Architect: Karl Friedrich Schinkel

On Cornices, Part I

On Cornices, Part I

By Emma Letizia Jones

In 1806, the civil servant Karl Tilebein and his wife were looking for an architect to design their new country house in Züllchow, Pomerania. They contacted the young Prussian architect Karl Friedrich Schinkel, who, having recently returned from a two-year grand tour of Italy, was back in Berlin eking out… Read More

Kurt Forster

Kurt Forster

By Kurt Walter Forster

Schinkel’s architecture is of a piece with his life, yet in various ways, by picturing and publishing the work, he took himself out of it. He wanted to make sure that his architecture could stand on its own, however deeply it had been a part of him.

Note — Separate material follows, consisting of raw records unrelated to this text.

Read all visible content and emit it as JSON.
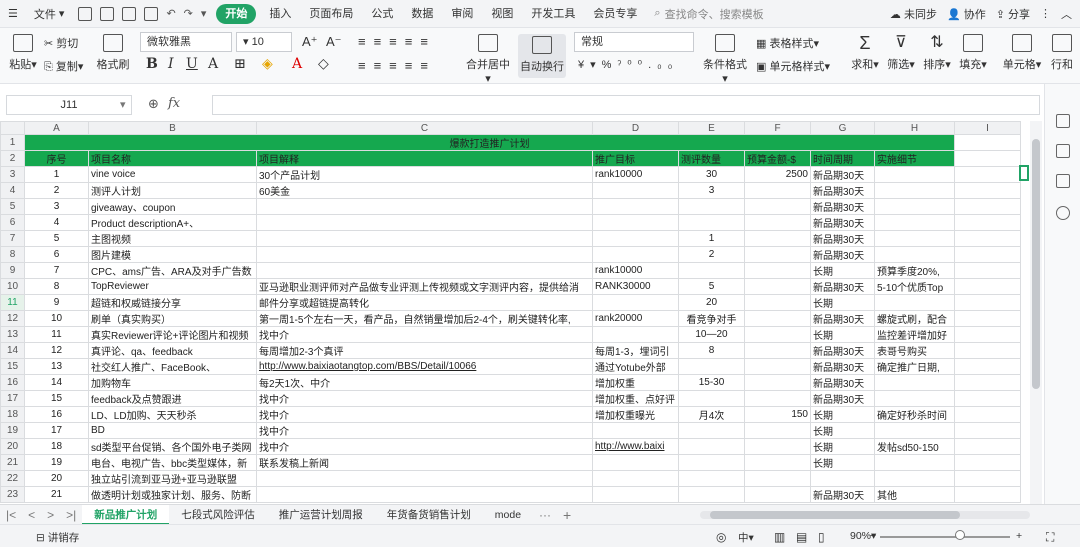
{
  "menubar": {
    "file": "文件",
    "tabs": [
      "开始",
      "插入",
      "页面布局",
      "公式",
      "数据",
      "审阅",
      "视图",
      "开发工具",
      "会员专享"
    ],
    "search_placeholder": "查找命令、搜索模板",
    "sync": "未同步",
    "collab": "协作",
    "share": "分享"
  },
  "ribbon": {
    "paste": "粘贴",
    "cut": "剪切",
    "copy": "复制",
    "format_painter": "格式刷",
    "font_name": "微软雅黑",
    "font_size": "10",
    "merge_center": "合并居中",
    "wrap_text": "自动换行",
    "number_format": "常规",
    "conditional": "条件格式",
    "table_style": "表格样式",
    "cell_style": "单元格样式",
    "sum": "求和",
    "filter": "筛选",
    "sort": "排序",
    "fill": "填充",
    "cell": "单元格",
    "rowcol": "行和"
  },
  "formula": {
    "cell_ref": "J11",
    "fx": "fx",
    "value": ""
  },
  "columns": [
    "A",
    "B",
    "C",
    "D",
    "E",
    "F",
    "G",
    "H",
    "I"
  ],
  "title": "爆款打造推广计划",
  "headers": [
    "序号",
    "项目名称",
    "项目解释",
    "推广目标",
    "测评数量",
    "预算金额-$",
    "时间周期",
    "实施细节"
  ],
  "rows": [
    {
      "r": "3",
      "a": "1",
      "b": "vine voice",
      "c": "30个产品计划",
      "d": "rank10000",
      "e": "30",
      "f": "2500",
      "g": "新品期30天",
      "h": ""
    },
    {
      "r": "4",
      "a": "2",
      "b": "测评人计划",
      "c": "60美金",
      "d": "",
      "e": "3",
      "f": "",
      "g": "新品期30天",
      "h": ""
    },
    {
      "r": "5",
      "a": "3",
      "b": "giveaway、coupon",
      "c": "",
      "d": "",
      "e": "",
      "f": "",
      "g": "新品期30天",
      "h": ""
    },
    {
      "r": "6",
      "a": "4",
      "b": "Product descriptionA+、",
      "c": "",
      "d": "",
      "e": "",
      "f": "",
      "g": "新品期30天",
      "h": ""
    },
    {
      "r": "7",
      "a": "5",
      "b": "主图视频",
      "c": "",
      "d": "",
      "e": "1",
      "f": "",
      "g": "新品期30天",
      "h": ""
    },
    {
      "r": "8",
      "a": "6",
      "b": "图片建模",
      "c": "",
      "d": "",
      "e": "2",
      "f": "",
      "g": "新品期30天",
      "h": ""
    },
    {
      "r": "9",
      "a": "7",
      "b": "CPC、ams广告、ARA及对手广告数",
      "c": "",
      "d": "rank10000",
      "e": "",
      "f": "",
      "g": "长期",
      "h": "预算季度20%,"
    },
    {
      "r": "10",
      "a": "8",
      "b": "TopReviewer",
      "c": "亚马逊职业测评师对产品做专业评测上传视频或文字测评内容，提供给消",
      "d": "RANK30000",
      "e": "5",
      "f": "",
      "g": "新品期30天",
      "h": "5-10个优质Top"
    },
    {
      "r": "11",
      "a": "9",
      "b": "超链和权威链接分享",
      "c": "邮件分享或超链提高转化",
      "d": "",
      "e": "20",
      "f": "",
      "g": "长期",
      "h": ""
    },
    {
      "r": "12",
      "a": "10",
      "b": "刷单（真实购买）",
      "c": "第一周1-5个左右一天，看产品，自然销量增加后2-4个，刷关键转化率,",
      "d": "rank20000",
      "e": "看竞争对手",
      "f": "",
      "g": "新品期30天",
      "h": "螺旋式刷，配合"
    },
    {
      "r": "13",
      "a": "11",
      "b": "真实Reviewer评论+评论图片和视频",
      "c": "找中介",
      "d": "",
      "e": "10—20",
      "f": "",
      "g": "长期",
      "h": "监控差评增加好"
    },
    {
      "r": "14",
      "a": "12",
      "b": "真评论、qa、feedback",
      "c": "每周增加2-3个真评",
      "d": "每周1-3，埋词引",
      "e": "8",
      "f": "",
      "g": "新品期30天",
      "h": "表哥号购买"
    },
    {
      "r": "15",
      "a": "13",
      "b": "社交红人推广、FaceBook、",
      "c": "http://www.baixiaotangtop.com/BBS/Detail/10066",
      "d": "通过Yotube外部",
      "e": "",
      "f": "",
      "g": "新品期30天",
      "h": "确定推广日期,"
    },
    {
      "r": "16",
      "a": "14",
      "b": "加购物车",
      "c": "每2天1次、中介",
      "d": "增加权重",
      "e": "15-30",
      "f": "",
      "g": "新品期30天",
      "h": ""
    },
    {
      "r": "17",
      "a": "15",
      "b": "feedback及点赞跟进",
      "c": "找中介",
      "d": "增加权重、点好评",
      "e": "",
      "f": "",
      "g": "新品期30天",
      "h": ""
    },
    {
      "r": "18",
      "a": "16",
      "b": "LD、LD加购、天天秒杀",
      "c": "找中介",
      "d": "增加权重曝光",
      "e": "月4次",
      "f": "150",
      "g": "长期",
      "h": "确定好秒杀时间"
    },
    {
      "r": "19",
      "a": "17",
      "b": "BD",
      "c": "找中介",
      "d": "",
      "e": "",
      "f": "",
      "g": "长期",
      "h": ""
    },
    {
      "r": "20",
      "a": "18",
      "b": "sd类型平台促销、各个国外电子类网",
      "c": "找中介",
      "d": "http://www.baixi",
      "e": "",
      "f": "",
      "g": "长期",
      "h": "发帖sd50-150"
    },
    {
      "r": "21",
      "a": "19",
      "b": "电台、电视广告、bbc类型媒体，新",
      "c": "联系发稿上新闻",
      "d": "",
      "e": "",
      "f": "",
      "g": "长期",
      "h": ""
    },
    {
      "r": "22",
      "a": "20",
      "b": "独立站引流到亚马逊+亚马逊联盟",
      "c": "",
      "d": "",
      "e": "",
      "f": "",
      "g": "",
      "h": ""
    },
    {
      "r": "23",
      "a": "21",
      "b": "做透明计划或独家计划、服务、防断",
      "c": "",
      "d": "",
      "e": "",
      "f": "",
      "g": "新品期30天",
      "h": "其他"
    }
  ],
  "sheet_tabs": [
    "新品推广计划",
    "七段式风险评估",
    "推广运营计划周报",
    "年货备货销售计划",
    "mode"
  ],
  "status": {
    "macro": "讲销存",
    "zoom": "90%"
  }
}
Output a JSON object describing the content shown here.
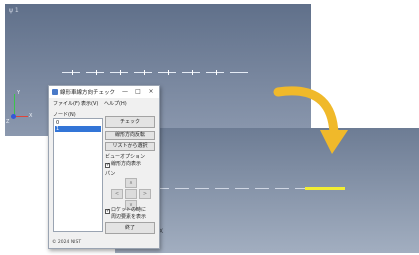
{
  "viewport_top": {
    "label": "ψ 1"
  },
  "axes": {
    "x": "X",
    "y": "Y",
    "z": "Z"
  },
  "viewport_bottom": {
    "label": "X"
  },
  "dialog": {
    "title": "線形車線方向チェック",
    "controls": {
      "minimize": "—",
      "maximize": "□",
      "close": "×"
    },
    "menu": [
      "ファイル(F)",
      "表示(V)",
      "ヘルプ(H)"
    ],
    "node_list_label": "ノード(N)",
    "node_items": [
      "0",
      "1"
    ],
    "selected_index": 1,
    "buttons": {
      "check": "チェック",
      "reverse": "線形方向反転",
      "apply_list": "リストから選択"
    },
    "view_option_label": "ビューオプション",
    "show_direction": {
      "label": "線形方向表示",
      "checked": true
    },
    "pan_label": "パン",
    "pan_buttons": {
      "up": "∧",
      "left": "<",
      "right": ">",
      "down": "∨"
    },
    "auto_option": {
      "line1": "ロケットの時に",
      "line2": "周辺要素を表示",
      "checked": true
    },
    "close_button": "終了",
    "footer": "© 2024 NIST"
  },
  "colors": {
    "arrow": "#f0b92a",
    "highlight": "#f2ee34",
    "selection": "#3375d7"
  }
}
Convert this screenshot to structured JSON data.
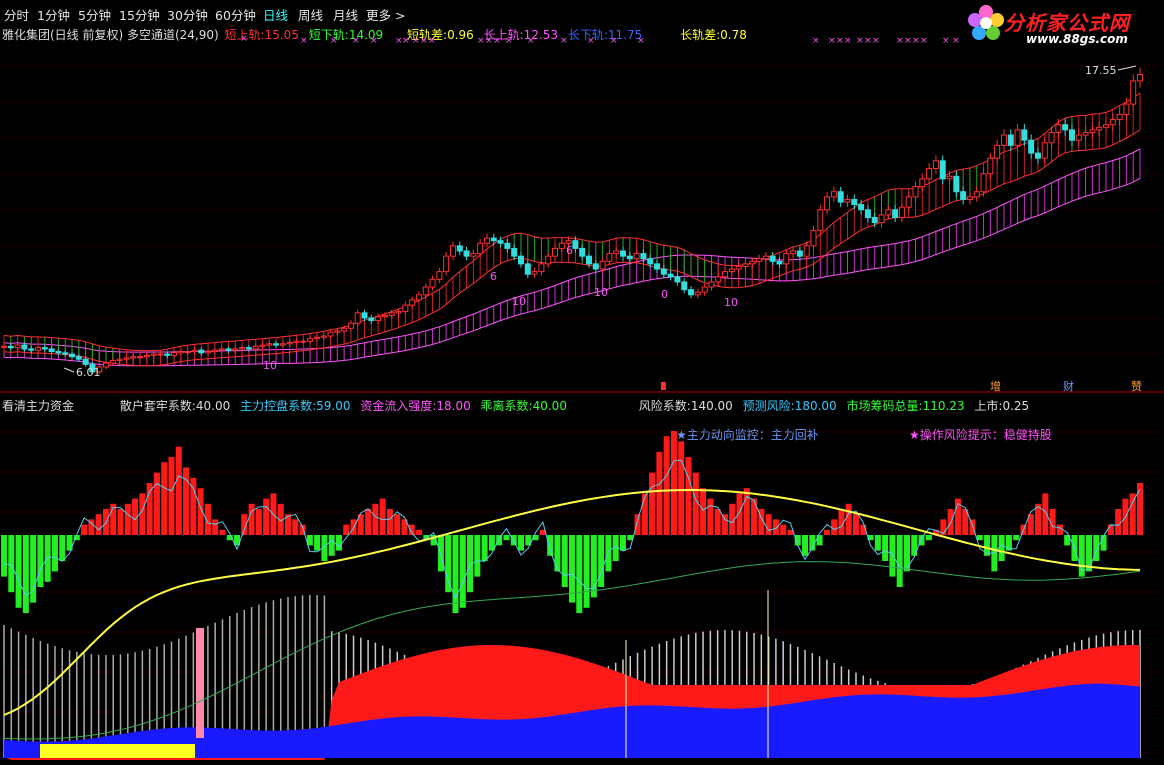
{
  "toolbar": {
    "tabs": [
      "分时",
      "1分钟",
      "5分钟",
      "15分钟",
      "30分钟",
      "60分钟",
      "日线",
      "周线",
      "月线",
      "更多 >"
    ],
    "active": "日线"
  },
  "logo": {
    "brand": "分析家公式网",
    "url": "www.88gs.com"
  },
  "main_legend": {
    "title": "雅化集团(日线 前复权) 多空通道(24,90)",
    "items": [
      {
        "label": "短上轨:",
        "value": "15.05",
        "color": "#ff3030"
      },
      {
        "label": "短下轨:",
        "value": "14.09",
        "color": "#33ff33"
      },
      {
        "label": "短轨差:",
        "value": "0.96",
        "color": "#ffff33"
      },
      {
        "label": "长上轨:",
        "value": "12.53",
        "color": "#ff55ff"
      },
      {
        "label": "长下轨:",
        "value": "11.75",
        "color": "#3366ff"
      },
      {
        "label": "长轨差:",
        "value": "0.78",
        "color": "#ffff33"
      }
    ]
  },
  "sub_legend": {
    "title": "看清主力资金",
    "items": [
      {
        "label": "散户套牢系数:",
        "value": "40.00",
        "color": "#dddddd"
      },
      {
        "label": "主力控盘系数:",
        "value": "59.00",
        "color": "#33ccff"
      },
      {
        "label": "资金流入强度:",
        "value": "18.00",
        "color": "#ff55ff"
      },
      {
        "label": "乖离系数:",
        "value": "40.00",
        "color": "#33ff33"
      },
      {
        "label": "风险系数:",
        "value": "140.00",
        "color": "#dddddd"
      },
      {
        "label": "预测风险:",
        "value": "180.00",
        "color": "#33ccff"
      },
      {
        "label": "市场筹码总量:",
        "value": "110.23",
        "color": "#33ff33"
      },
      {
        "label": "上市:",
        "value": "0.25",
        "color": "#dddddd"
      }
    ],
    "notice1": "★主力动向监控：主力回补",
    "notice2": "★操作风险提示：稳健持股"
  },
  "annotations": {
    "high": "17.55",
    "low": "6.01",
    "labels": [
      "10",
      "10",
      "10",
      "0",
      "10",
      "6",
      "6"
    ],
    "tags": [
      "增",
      "财",
      "赞"
    ],
    "x_mark": "×"
  },
  "chart_data": {
    "type": "candlestick",
    "price_range": [
      5.5,
      18.5
    ],
    "closes": [
      7.0,
      6.95,
      7.05,
      6.9,
      6.85,
      6.95,
      6.9,
      6.8,
      6.75,
      6.7,
      6.6,
      6.5,
      6.3,
      6.01,
      6.2,
      6.35,
      6.45,
      6.5,
      6.55,
      6.6,
      6.6,
      6.65,
      6.7,
      6.7,
      6.65,
      6.75,
      6.8,
      6.8,
      6.85,
      6.75,
      6.8,
      6.85,
      6.9,
      6.85,
      6.9,
      6.95,
      6.9,
      7.0,
      7.05,
      7.1,
      7.05,
      7.1,
      7.15,
      7.2,
      7.2,
      7.3,
      7.35,
      7.4,
      7.55,
      7.6,
      7.7,
      7.9,
      8.3,
      8.1,
      8.0,
      8.15,
      8.2,
      8.3,
      8.35,
      8.6,
      8.8,
      9.0,
      9.3,
      9.6,
      9.9,
      10.5,
      10.9,
      10.7,
      10.5,
      10.6,
      11.0,
      11.2,
      11.1,
      11.0,
      10.8,
      10.5,
      10.2,
      9.8,
      9.9,
      10.2,
      10.5,
      10.8,
      11.0,
      11.1,
      10.8,
      10.5,
      10.2,
      10.0,
      10.3,
      10.6,
      10.7,
      10.5,
      10.4,
      10.6,
      10.4,
      10.2,
      10.0,
      9.8,
      9.7,
      9.5,
      9.2,
      9.0,
      9.1,
      9.3,
      9.5,
      9.7,
      9.9,
      10.0,
      10.1,
      10.2,
      10.3,
      10.4,
      10.5,
      10.3,
      10.2,
      10.6,
      10.7,
      10.5,
      10.9,
      11.5,
      12.3,
      12.8,
      13.0,
      12.6,
      12.7,
      12.5,
      12.3,
      12.0,
      11.8,
      12.1,
      12.3,
      12.0,
      12.4,
      12.8,
      13.2,
      13.5,
      13.9,
      14.2,
      13.5,
      13.6,
      13.0,
      12.7,
      12.8,
      13.0,
      13.7,
      14.3,
      14.8,
      15.2,
      14.8,
      15.4,
      15.0,
      14.5,
      14.3,
      14.9,
      15.3,
      15.6,
      15.4,
      15.0,
      15.2,
      15.3,
      15.4,
      15.5,
      15.6,
      15.8,
      16.0,
      16.4,
      17.3,
      17.55
    ],
    "series": [
      {
        "name": "短上轨",
        "value": 15.05
      },
      {
        "name": "短下轨",
        "value": 14.09
      },
      {
        "name": "长上轨",
        "value": 12.53
      },
      {
        "name": "长下轨",
        "value": 11.75
      }
    ],
    "sub_bars": [
      -16,
      -22,
      -28,
      -30,
      -26,
      -20,
      -18,
      -14,
      -10,
      -6,
      -2,
      4,
      6,
      8,
      10,
      12,
      10,
      12,
      14,
      16,
      20,
      24,
      28,
      30,
      34,
      26,
      22,
      18,
      12,
      6,
      2,
      -2,
      -4,
      8,
      12,
      10,
      14,
      16,
      12,
      8,
      6,
      4,
      -4,
      -6,
      -10,
      -8,
      -6,
      4,
      6,
      8,
      10,
      12,
      14,
      10,
      8,
      6,
      4,
      2,
      -2,
      -4,
      -14,
      -22,
      -30,
      -28,
      -22,
      -16,
      -10,
      -6,
      -4,
      -2,
      -4,
      -6,
      -4,
      -2,
      2,
      -8,
      -14,
      -20,
      -26,
      -30,
      -28,
      -24,
      -20,
      -14,
      -10,
      -6,
      -2,
      8,
      16,
      24,
      32,
      38,
      40,
      36,
      30,
      24,
      18,
      14,
      10,
      8,
      12,
      16,
      18,
      14,
      10,
      8,
      6,
      4,
      2,
      -4,
      -8,
      -6,
      -4,
      2,
      6,
      10,
      12,
      8,
      4,
      -2,
      -6,
      -10,
      -16,
      -20,
      -14,
      -8,
      -4,
      -2,
      2,
      6,
      10,
      14,
      10,
      6,
      -2,
      -8,
      -14,
      -10,
      -6,
      -2,
      4,
      8,
      12,
      16,
      10,
      4,
      -4,
      -10,
      -16,
      -14,
      -10,
      -6,
      4,
      10,
      14,
      16,
      20
    ]
  }
}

He was, in… Read More

Schinkel: ‘Precisely Loose’

Schinkel: ‘Precisely Loose’

By Lok-Kan Chau

What light may Schinkel’s drawings shed on Building Information Modelling (BIM) practice? In 1806 the young Schinkel was asked to develop a residence design from a set of initial layout plans. He drew a façade section, a peristyle detail and a column capital, before the war began and the commission… Read More

Karl Friedrich Schinkel

Karl Friedrich Schinkel

By Basile Baudez

In his designs for the Tilebein House, Schinkel makes considerable use of different colours corresponding to the nature of the materials depicted. To indicate iron he uses a darkish blue, for wood mostly yellow and, of course, when he wants to show cut masonry (he is building in brick), he… Read More

Work on Paper, part IV: Displaced persons

Work on Paper, part IV: Displaced persons

By Niall Hobhouse and Nicholas Olsberg

Architects are extraordinarily reluctant to incorporate into their visual descriptions of buildings any evidence that the real subject their structures serve, and around whose activities they are so carefully formulated, is people. Here’s a look at a few of the moments when this unspoken rule has been broken. DISTANCES: Using… Read More